One for the engineers amongst you, when is a shock electrical? I walked into an incident at work yesterday with a sub contractor alleging that he had received an electric shock. Unfortunately the mad world of health and safety cannot distinguish between those two words. I think this is because they don’t have enough experience, perhaps we should shock some? Those that have received an electric shock will know exactly what it feels like. But they will also know how easy it is to confuse it with other causes of muscle spasms.
That sharp splinter of steel or stray conductor that gives you a shock without electricity. This is an area that is all about perception. If you are working around electrical circuits, and especially if you are not comfortable in such an area, all shocks are electric. Low power electric shocks offer no evidence, no wounds or ill effects to bear testimony to their occurrence. So when an ‘electrically timid’ guy gets a shock from a sharp edge we have to investigate the electric shock, we know he couldn’t have recieved.
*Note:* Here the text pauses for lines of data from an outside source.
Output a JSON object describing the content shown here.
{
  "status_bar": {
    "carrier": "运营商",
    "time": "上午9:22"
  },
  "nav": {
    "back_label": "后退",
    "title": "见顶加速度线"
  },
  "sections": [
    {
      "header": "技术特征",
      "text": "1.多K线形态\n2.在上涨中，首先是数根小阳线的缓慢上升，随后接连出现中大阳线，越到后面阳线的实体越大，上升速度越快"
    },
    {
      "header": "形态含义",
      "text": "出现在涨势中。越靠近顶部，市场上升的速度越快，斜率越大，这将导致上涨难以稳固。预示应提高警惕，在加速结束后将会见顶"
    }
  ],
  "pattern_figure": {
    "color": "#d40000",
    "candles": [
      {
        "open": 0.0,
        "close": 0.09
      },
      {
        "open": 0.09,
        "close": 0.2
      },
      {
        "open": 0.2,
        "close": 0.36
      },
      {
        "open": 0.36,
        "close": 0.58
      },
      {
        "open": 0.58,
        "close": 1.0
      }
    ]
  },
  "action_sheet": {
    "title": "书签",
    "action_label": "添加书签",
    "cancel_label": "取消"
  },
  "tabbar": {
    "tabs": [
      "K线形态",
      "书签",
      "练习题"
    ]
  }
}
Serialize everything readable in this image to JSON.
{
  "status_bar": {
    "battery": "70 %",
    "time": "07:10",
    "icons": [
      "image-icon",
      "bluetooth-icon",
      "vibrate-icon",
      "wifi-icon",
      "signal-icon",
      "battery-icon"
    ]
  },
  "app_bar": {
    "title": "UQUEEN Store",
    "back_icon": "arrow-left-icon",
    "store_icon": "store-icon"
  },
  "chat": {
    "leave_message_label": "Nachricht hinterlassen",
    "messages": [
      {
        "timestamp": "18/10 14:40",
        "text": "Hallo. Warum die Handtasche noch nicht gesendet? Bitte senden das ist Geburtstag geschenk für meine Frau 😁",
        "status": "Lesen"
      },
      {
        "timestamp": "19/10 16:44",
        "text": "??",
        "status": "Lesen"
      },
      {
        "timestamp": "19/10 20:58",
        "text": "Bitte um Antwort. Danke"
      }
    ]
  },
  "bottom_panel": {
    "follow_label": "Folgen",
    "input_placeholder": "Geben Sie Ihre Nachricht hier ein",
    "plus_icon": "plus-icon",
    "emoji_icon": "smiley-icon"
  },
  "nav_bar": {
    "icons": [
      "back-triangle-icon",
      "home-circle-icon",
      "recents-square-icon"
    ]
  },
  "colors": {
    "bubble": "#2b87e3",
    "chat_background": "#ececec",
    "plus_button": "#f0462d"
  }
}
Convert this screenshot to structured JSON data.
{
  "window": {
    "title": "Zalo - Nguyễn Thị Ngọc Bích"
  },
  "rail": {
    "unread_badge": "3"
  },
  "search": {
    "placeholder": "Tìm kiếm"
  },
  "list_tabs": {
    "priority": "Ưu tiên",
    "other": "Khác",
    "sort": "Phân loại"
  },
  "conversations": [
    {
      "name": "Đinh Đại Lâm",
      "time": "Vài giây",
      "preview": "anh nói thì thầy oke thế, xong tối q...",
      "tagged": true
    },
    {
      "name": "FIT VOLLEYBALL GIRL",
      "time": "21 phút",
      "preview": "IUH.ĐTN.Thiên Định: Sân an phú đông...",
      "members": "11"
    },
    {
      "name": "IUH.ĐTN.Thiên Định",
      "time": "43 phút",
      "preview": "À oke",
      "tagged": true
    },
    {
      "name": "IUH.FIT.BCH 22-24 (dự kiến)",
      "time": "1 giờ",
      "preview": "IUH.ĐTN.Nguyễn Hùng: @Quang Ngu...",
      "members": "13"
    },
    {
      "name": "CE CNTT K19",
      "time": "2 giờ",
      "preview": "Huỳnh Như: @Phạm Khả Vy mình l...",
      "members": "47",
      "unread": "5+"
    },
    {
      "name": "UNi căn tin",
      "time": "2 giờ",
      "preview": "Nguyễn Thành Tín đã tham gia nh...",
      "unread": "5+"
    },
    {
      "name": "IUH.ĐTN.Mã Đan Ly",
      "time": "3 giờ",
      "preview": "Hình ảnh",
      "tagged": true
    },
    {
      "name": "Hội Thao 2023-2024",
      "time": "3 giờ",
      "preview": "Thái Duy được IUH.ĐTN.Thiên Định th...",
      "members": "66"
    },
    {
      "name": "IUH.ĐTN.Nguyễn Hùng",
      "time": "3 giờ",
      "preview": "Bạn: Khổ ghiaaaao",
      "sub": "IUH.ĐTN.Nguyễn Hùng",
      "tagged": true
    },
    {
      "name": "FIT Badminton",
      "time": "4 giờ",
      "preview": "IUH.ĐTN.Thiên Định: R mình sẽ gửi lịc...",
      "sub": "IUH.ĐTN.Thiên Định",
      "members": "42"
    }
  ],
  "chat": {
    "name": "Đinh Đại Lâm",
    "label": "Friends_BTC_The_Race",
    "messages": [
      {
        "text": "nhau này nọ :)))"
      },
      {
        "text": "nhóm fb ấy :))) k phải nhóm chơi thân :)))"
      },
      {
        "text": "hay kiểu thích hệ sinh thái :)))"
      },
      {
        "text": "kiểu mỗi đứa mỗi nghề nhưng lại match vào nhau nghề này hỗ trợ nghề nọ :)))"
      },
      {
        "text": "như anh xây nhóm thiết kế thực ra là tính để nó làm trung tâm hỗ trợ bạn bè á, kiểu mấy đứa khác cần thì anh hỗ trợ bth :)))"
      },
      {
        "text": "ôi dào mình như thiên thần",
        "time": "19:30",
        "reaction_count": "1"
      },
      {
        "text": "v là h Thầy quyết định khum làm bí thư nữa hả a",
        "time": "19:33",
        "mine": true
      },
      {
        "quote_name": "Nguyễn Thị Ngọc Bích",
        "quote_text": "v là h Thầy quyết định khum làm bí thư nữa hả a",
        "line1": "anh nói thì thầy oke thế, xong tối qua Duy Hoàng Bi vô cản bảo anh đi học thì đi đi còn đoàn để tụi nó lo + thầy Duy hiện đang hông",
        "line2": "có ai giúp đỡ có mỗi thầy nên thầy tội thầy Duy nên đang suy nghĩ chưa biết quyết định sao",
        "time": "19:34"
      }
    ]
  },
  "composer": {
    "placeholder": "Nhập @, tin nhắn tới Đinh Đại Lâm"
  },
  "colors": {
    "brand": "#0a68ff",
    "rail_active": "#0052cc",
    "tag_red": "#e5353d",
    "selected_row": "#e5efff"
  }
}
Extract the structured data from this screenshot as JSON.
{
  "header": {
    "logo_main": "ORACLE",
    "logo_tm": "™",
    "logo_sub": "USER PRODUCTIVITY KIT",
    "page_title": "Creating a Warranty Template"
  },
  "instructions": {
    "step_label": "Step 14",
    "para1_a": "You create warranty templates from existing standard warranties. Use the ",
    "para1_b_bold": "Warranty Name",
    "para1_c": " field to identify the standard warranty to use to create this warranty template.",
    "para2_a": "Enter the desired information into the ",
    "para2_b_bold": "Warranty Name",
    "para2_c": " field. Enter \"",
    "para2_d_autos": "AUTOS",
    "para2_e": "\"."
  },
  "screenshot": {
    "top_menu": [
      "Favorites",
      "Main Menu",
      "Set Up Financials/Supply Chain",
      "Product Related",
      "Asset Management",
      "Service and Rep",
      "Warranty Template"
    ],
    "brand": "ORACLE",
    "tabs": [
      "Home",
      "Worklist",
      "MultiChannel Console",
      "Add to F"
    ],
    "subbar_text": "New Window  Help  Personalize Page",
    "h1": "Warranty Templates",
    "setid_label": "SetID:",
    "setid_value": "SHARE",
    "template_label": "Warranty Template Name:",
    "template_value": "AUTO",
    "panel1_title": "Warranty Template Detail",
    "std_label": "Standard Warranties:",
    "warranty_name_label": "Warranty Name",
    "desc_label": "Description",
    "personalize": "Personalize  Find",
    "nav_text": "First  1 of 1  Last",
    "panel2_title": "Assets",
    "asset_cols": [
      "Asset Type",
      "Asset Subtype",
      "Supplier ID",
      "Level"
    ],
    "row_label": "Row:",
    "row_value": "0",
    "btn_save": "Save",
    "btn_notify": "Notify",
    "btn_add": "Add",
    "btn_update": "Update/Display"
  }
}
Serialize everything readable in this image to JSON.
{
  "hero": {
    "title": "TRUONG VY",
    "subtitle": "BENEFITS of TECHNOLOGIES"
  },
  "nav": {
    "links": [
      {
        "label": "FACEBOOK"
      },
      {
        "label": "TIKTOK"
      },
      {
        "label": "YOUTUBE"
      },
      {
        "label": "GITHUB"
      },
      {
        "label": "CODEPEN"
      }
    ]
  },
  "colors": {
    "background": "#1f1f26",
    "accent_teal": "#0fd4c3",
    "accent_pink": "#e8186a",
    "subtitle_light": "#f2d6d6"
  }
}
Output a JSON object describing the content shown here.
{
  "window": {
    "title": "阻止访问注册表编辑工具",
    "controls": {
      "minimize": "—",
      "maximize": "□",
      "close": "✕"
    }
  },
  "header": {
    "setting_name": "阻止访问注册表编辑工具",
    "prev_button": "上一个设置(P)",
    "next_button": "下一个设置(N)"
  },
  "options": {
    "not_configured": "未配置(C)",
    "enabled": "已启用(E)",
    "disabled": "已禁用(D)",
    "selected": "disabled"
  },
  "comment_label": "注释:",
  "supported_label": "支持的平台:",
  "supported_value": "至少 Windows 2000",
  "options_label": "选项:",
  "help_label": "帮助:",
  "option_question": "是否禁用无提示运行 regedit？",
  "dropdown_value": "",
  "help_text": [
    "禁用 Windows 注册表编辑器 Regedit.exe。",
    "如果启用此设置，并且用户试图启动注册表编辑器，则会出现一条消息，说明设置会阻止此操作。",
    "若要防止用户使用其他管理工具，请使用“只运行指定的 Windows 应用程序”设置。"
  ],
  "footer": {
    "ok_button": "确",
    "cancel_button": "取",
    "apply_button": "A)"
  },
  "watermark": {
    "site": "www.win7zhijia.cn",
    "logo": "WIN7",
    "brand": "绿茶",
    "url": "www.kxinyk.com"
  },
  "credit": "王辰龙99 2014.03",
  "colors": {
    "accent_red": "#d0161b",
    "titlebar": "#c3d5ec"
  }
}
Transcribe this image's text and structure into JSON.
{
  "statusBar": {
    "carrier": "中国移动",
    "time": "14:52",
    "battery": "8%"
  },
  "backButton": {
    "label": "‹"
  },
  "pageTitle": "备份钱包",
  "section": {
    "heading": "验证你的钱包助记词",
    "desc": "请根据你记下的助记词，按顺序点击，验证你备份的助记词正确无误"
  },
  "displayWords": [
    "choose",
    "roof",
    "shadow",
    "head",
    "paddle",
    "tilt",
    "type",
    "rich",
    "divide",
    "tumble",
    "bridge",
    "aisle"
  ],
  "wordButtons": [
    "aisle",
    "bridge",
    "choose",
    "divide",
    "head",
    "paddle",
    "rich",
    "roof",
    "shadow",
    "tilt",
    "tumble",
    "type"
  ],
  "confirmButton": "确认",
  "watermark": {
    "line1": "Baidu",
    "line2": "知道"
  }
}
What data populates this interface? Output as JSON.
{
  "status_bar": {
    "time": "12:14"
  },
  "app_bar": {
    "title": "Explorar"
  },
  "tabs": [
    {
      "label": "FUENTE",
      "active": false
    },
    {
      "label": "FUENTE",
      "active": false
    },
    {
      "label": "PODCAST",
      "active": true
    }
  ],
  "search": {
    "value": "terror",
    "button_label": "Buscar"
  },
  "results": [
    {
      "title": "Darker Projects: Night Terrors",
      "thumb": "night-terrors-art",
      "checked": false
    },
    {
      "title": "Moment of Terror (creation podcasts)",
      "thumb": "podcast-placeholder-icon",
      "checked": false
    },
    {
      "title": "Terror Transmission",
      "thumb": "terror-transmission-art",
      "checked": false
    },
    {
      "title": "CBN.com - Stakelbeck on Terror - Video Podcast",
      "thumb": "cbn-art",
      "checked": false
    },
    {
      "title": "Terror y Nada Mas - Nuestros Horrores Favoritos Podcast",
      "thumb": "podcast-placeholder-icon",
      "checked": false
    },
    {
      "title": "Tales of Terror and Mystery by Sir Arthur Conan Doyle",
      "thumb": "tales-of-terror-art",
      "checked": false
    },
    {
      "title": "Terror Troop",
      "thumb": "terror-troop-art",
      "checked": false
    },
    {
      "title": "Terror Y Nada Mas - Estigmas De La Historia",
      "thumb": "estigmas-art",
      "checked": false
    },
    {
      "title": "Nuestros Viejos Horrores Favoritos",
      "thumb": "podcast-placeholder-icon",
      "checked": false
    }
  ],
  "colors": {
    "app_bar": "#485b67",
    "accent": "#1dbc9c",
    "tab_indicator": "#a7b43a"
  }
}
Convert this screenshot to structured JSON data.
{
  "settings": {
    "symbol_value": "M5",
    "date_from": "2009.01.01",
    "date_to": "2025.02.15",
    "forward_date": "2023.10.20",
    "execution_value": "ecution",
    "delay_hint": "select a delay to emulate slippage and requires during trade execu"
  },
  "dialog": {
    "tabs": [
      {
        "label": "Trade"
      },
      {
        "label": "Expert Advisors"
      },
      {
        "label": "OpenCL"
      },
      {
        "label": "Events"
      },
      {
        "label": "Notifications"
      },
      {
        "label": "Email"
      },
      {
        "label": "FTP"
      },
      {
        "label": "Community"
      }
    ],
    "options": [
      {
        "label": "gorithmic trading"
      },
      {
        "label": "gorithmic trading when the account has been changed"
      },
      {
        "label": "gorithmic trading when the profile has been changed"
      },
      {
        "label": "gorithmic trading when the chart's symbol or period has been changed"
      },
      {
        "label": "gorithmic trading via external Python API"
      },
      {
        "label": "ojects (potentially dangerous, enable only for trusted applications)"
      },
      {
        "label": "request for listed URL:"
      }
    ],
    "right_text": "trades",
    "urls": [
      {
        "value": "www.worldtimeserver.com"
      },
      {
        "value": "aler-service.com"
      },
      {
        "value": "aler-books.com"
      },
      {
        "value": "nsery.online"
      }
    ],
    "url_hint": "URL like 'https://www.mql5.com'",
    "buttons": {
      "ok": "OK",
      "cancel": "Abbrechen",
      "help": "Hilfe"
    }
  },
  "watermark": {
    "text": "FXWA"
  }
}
When I started in industry electric shocks were rarely reported since they were considered to be your own mistake. Anything that didn’t knock you out was dealt with by application of coffee and chocolate (blood sugar). I appreciate that there is a need to report more but we have gone too far when there is no way for me to report ‘couldn’t happen’. Instead I have to describe what would need to have failed and demonstrate that it didn’t. You see, in the world of health and safety, even physics is not above challenge.
For me the last question in the health and safety report sums the nanny state up. ‘What have you done to prevent recurrence?’ How can I prevent recurrence of a non occurrence? The closest I could come would be education but then I need to detail which course. I shall be campaigning for the reporting to include an option for ‘told him to man up’ but I fear I won’t be successful, perhaps it’s back to enforced experience . . .